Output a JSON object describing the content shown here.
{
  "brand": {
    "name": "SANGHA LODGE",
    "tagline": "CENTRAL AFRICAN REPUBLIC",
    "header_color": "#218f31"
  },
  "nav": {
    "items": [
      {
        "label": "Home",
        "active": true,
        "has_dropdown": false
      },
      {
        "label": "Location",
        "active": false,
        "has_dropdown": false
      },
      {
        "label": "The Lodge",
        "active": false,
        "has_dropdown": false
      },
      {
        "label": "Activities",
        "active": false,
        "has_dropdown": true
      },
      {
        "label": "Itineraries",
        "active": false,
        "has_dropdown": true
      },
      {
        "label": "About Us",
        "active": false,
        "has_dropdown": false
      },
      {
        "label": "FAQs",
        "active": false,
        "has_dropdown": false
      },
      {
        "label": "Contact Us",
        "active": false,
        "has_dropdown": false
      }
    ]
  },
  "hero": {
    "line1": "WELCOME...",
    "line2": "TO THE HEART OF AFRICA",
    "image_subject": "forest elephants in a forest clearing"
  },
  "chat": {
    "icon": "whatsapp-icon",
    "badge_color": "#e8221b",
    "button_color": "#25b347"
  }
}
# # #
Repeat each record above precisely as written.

▶ ANSWER SECTION
Output a JSON object describing the content shown here.
{
  "brand": {
    "name": "SANGHA LODGE",
    "tagline": "CENTRAL AFRICAN REPUBLIC",
    "header_color": "#218f31"
  },
  "nav": {
    "items": [
      {
        "label": "Home",
        "active": true,
        "has_dropdown": false
      },
      {
        "label": "Location",
        "active": false,
        "has_dropdown": false
      },
      {
        "label": "The Lodge",
        "active": false,
        "has_dropdown": false
      },
      {
        "label": "Activities",
        "active": false,
        "has_dropdown": true
      },
      {
        "label": "Itineraries",
        "active": false,
        "has_dropdown": true
      },
      {
        "label": "About Us",
        "active": false,
        "has_dropdown": false
      },
      {
        "label": "FAQs",
        "active": false,
        "has_dropdown": false
      },
      {
        "label": "Contact Us",
        "active": false,
        "has_dropdown": false
      }
    ]
  },
  "hero": {
    "line1": "WELCOME...",
    "line2": "TO THE HEART OF AFRICA",
    "image_subject": "forest elephants in a forest clearing"
  },
  "chat": {
    "icon": "whatsapp-icon",
    "badge_color": "#e8221b",
    "button_color": "#25b347"
  }
}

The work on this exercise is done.